## [What you need to do]
Everything in the records below must be repeated exactly, except the pictures.

┌────────

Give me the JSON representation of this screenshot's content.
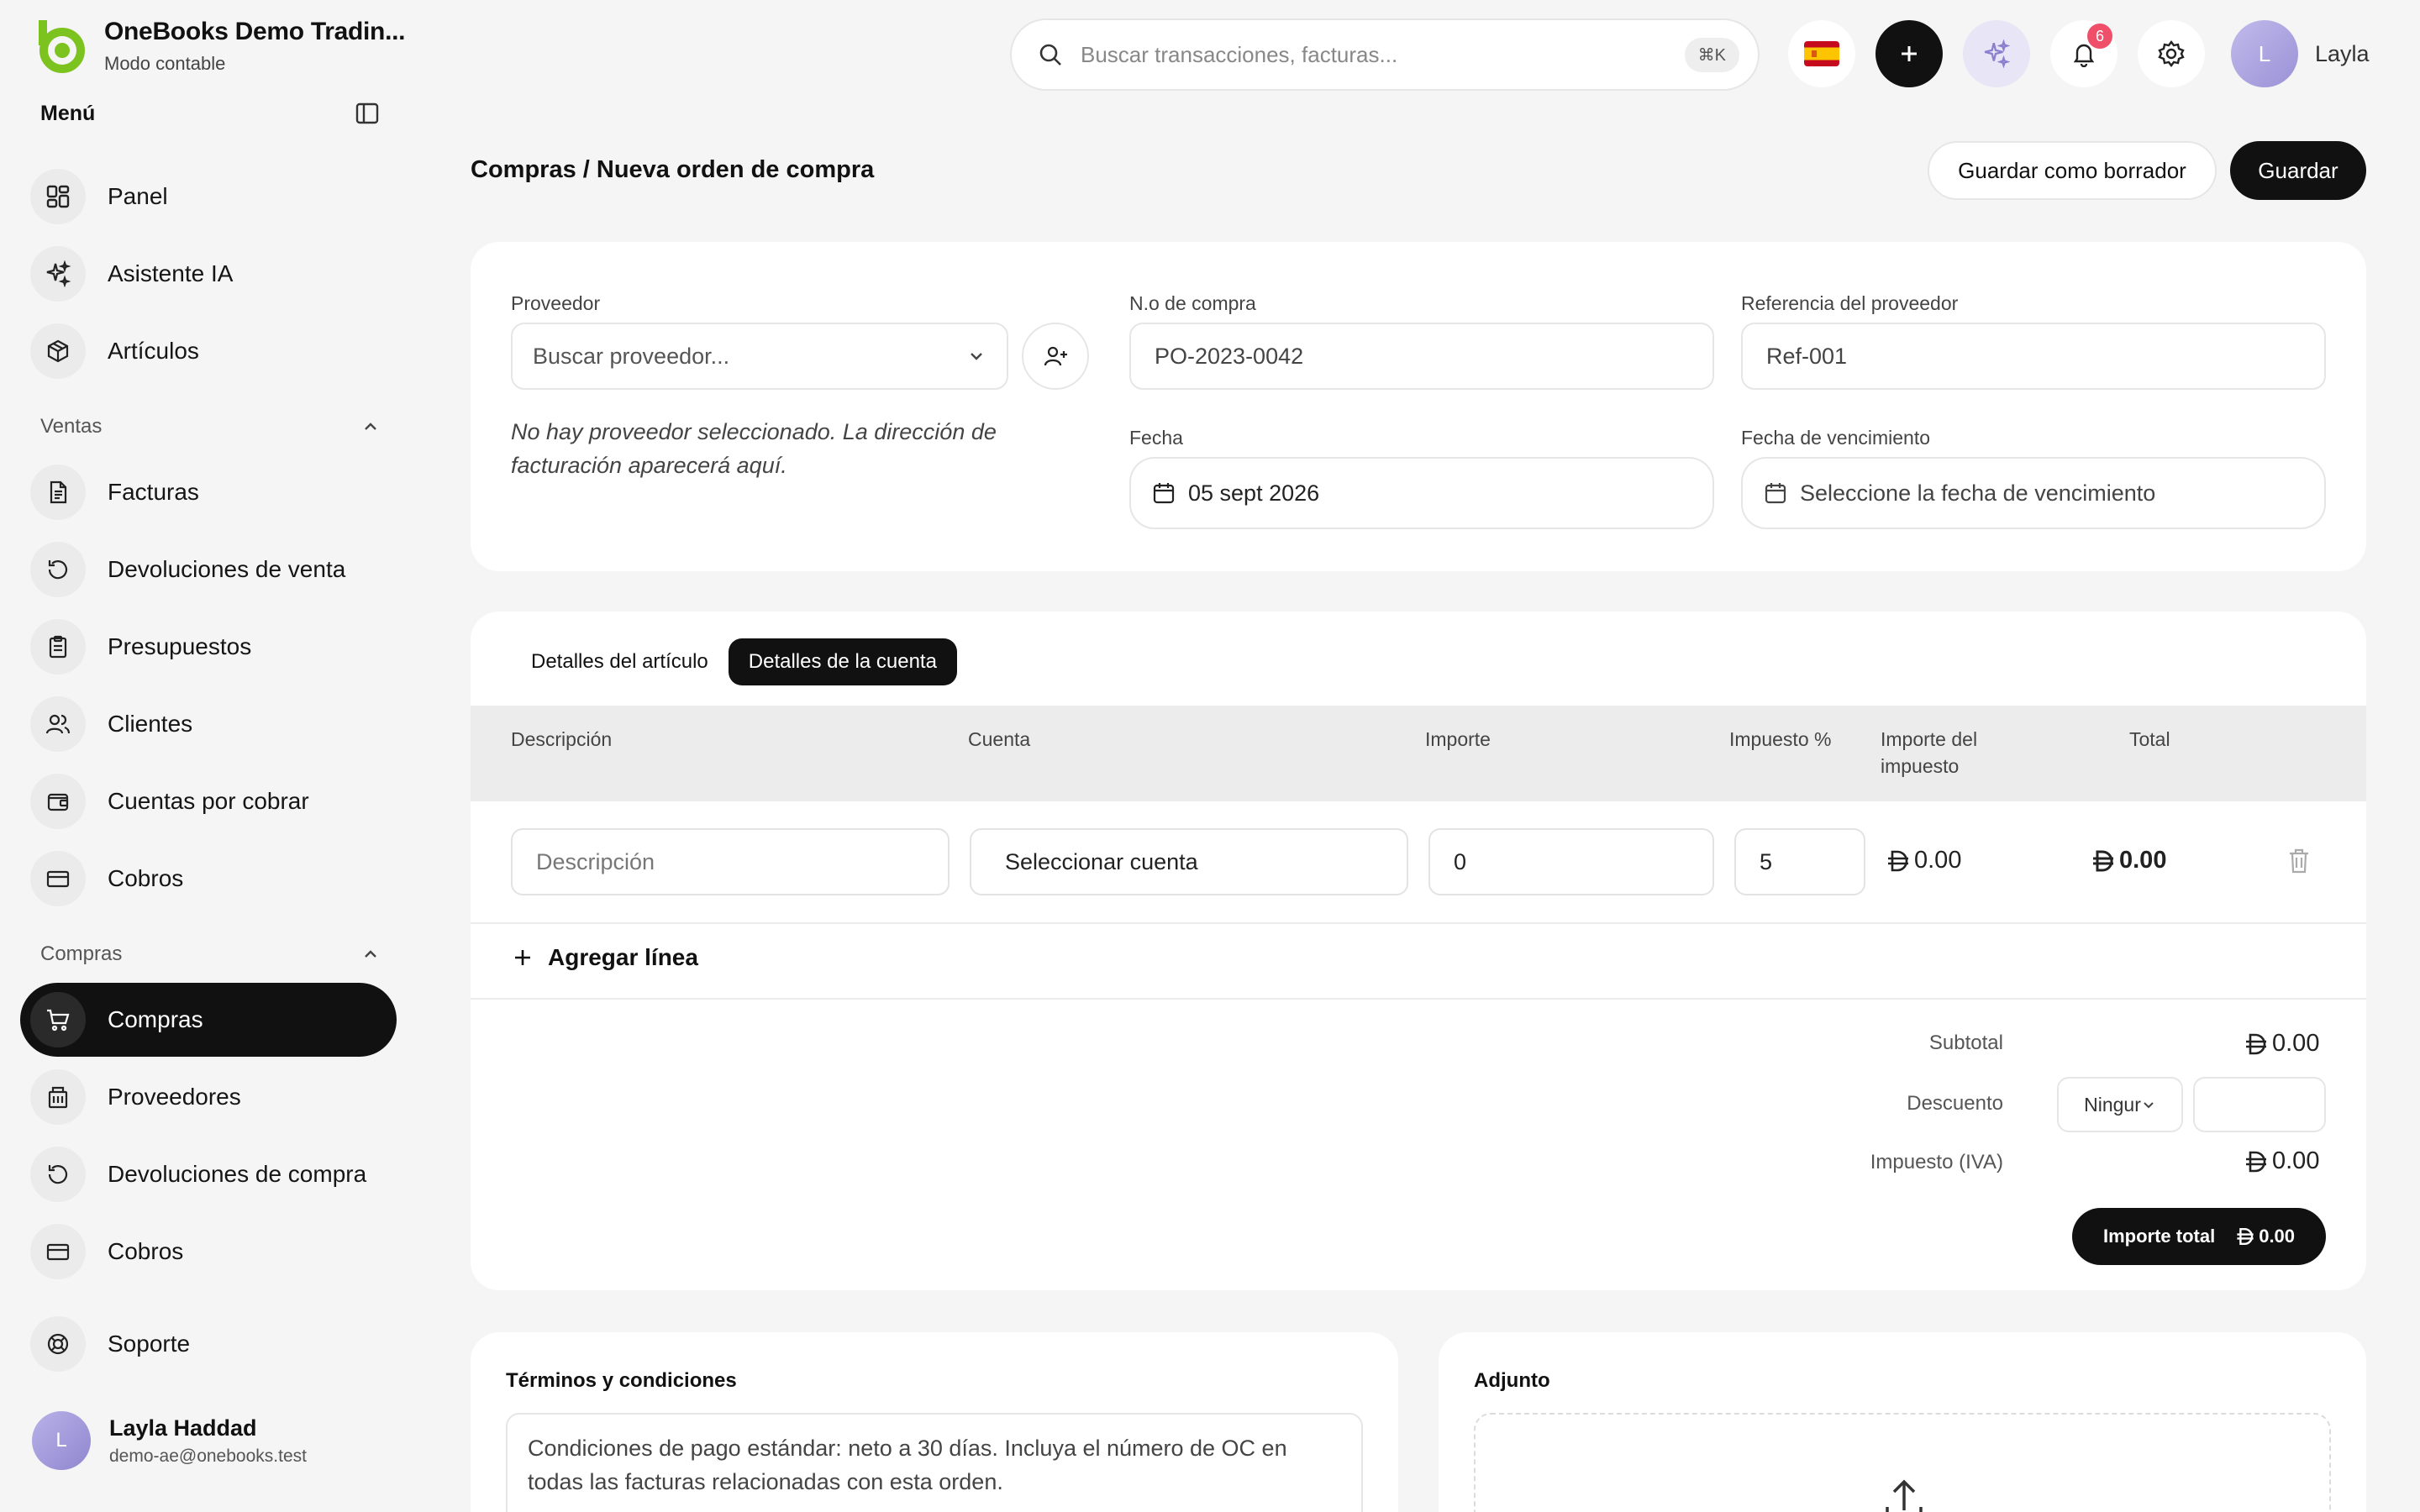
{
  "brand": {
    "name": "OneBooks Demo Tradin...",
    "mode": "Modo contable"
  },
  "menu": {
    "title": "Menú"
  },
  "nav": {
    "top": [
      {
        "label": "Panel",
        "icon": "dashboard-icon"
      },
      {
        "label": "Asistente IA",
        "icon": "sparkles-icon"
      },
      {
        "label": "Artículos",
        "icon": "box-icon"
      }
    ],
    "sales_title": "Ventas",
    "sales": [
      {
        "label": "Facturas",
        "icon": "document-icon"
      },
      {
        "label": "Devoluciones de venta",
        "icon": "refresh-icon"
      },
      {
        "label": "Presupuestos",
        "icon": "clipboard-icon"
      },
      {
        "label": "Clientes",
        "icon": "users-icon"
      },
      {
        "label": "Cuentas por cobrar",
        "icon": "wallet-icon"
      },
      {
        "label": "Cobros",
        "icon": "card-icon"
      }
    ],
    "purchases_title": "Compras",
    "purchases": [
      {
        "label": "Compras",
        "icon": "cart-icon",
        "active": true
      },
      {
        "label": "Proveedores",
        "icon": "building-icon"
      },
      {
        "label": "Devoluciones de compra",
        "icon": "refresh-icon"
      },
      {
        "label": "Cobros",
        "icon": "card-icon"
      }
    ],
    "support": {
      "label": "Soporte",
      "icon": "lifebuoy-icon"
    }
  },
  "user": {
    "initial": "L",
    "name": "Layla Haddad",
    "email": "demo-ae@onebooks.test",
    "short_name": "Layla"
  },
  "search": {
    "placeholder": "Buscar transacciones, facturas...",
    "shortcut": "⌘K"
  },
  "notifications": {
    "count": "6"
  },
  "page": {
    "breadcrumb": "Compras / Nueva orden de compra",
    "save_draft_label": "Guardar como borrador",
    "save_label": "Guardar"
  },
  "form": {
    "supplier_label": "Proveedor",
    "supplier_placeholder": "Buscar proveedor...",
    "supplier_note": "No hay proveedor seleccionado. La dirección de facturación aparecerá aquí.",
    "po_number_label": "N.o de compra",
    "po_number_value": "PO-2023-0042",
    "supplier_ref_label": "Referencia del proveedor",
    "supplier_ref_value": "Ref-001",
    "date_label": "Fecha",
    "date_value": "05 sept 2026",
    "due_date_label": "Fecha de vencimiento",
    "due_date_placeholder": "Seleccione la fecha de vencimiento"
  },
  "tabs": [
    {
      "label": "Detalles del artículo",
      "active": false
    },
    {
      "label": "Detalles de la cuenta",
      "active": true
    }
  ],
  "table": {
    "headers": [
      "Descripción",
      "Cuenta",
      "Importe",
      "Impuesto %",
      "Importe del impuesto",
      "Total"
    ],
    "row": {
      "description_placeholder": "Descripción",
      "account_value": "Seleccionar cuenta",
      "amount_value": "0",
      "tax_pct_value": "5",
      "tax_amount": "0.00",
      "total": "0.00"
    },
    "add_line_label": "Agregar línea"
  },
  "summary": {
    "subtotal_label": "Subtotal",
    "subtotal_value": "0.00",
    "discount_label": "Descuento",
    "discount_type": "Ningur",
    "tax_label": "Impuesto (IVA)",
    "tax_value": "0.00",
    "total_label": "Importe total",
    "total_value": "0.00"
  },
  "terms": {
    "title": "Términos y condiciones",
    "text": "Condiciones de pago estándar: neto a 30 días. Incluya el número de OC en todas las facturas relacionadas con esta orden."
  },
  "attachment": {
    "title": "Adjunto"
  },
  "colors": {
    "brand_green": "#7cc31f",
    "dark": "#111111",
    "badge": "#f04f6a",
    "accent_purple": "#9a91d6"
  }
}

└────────

## [Answer box]
Give me the JSON representation of this screenshot's content.
{
  "brand": {
    "name": "OneBooks Demo Tradin...",
    "mode": "Modo contable"
  },
  "menu": {
    "title": "Menú"
  },
  "nav": {
    "top": [
      {
        "label": "Panel",
        "icon": "dashboard-icon"
      },
      {
        "label": "Asistente IA",
        "icon": "sparkles-icon"
      },
      {
        "label": "Artículos",
        "icon": "box-icon"
      }
    ],
    "sales_title": "Ventas",
    "sales": [
      {
        "label": "Facturas",
        "icon": "document-icon"
      },
      {
        "label": "Devoluciones de venta",
        "icon": "refresh-icon"
      },
      {
        "label": "Presupuestos",
        "icon": "clipboard-icon"
      },
      {
        "label": "Clientes",
        "icon": "users-icon"
      },
      {
        "label": "Cuentas por cobrar",
        "icon": "wallet-icon"
      },
      {
        "label": "Cobros",
        "icon": "card-icon"
      }
    ],
    "purchases_title": "Compras",
    "purchases": [
      {
        "label": "Compras",
        "icon": "cart-icon",
        "active": true
      },
      {
        "label": "Proveedores",
        "icon": "building-icon"
      },
      {
        "label": "Devoluciones de compra",
        "icon": "refresh-icon"
      },
      {
        "label": "Cobros",
        "icon": "card-icon"
      }
    ],
    "support": {
      "label": "Soporte",
      "icon": "lifebuoy-icon"
    }
  },
  "user": {
    "initial": "L",
    "name": "Layla Haddad",
    "email": "demo-ae@onebooks.test",
    "short_name": "Layla"
  },
  "search": {
    "placeholder": "Buscar transacciones, facturas...",
    "shortcut": "⌘K"
  },
  "notifications": {
    "count": "6"
  },
  "page": {
    "breadcrumb": "Compras / Nueva orden de compra",
    "save_draft_label": "Guardar como borrador",
    "save_label": "Guardar"
  },
  "form": {
    "supplier_label": "Proveedor",
    "supplier_placeholder": "Buscar proveedor...",
    "supplier_note": "No hay proveedor seleccionado. La dirección de facturación aparecerá aquí.",
    "po_number_label": "N.o de compra",
    "po_number_value": "PO-2023-0042",
    "supplier_ref_label": "Referencia del proveedor",
    "supplier_ref_value": "Ref-001",
    "date_label": "Fecha",
    "date_value": "05 sept 2026",
    "due_date_label": "Fecha de vencimiento",
    "due_date_placeholder": "Seleccione la fecha de vencimiento"
  },
  "tabs": [
    {
      "label": "Detalles del artículo",
      "active": false
    },
    {
      "label": "Detalles de la cuenta",
      "active": true
    }
  ],
  "table": {
    "headers": [
      "Descripción",
      "Cuenta",
      "Importe",
      "Impuesto %",
      "Importe del impuesto",
      "Total"
    ],
    "row": {
      "description_placeholder": "Descripción",
      "account_value": "Seleccionar cuenta",
      "amount_value": "0",
      "tax_pct_value": "5",
      "tax_amount": "0.00",
      "total": "0.00"
    },
    "add_line_label": "Agregar línea"
  },
  "summary": {
    "subtotal_label": "Subtotal",
    "subtotal_value": "0.00",
    "discount_label": "Descuento",
    "discount_type": "Ningur",
    "tax_label": "Impuesto (IVA)",
    "tax_value": "0.00",
    "total_label": "Importe total",
    "total_value": "0.00"
  },
  "terms": {
    "title": "Términos y condiciones",
    "text": "Condiciones de pago estándar: neto a 30 días. Incluya el número de OC en todas las facturas relacionadas con esta orden."
  },
  "attachment": {
    "title": "Adjunto"
  },
  "colors": {
    "brand_green": "#7cc31f",
    "dark": "#111111",
    "badge": "#f04f6a",
    "accent_purple": "#9a91d6"
  }
}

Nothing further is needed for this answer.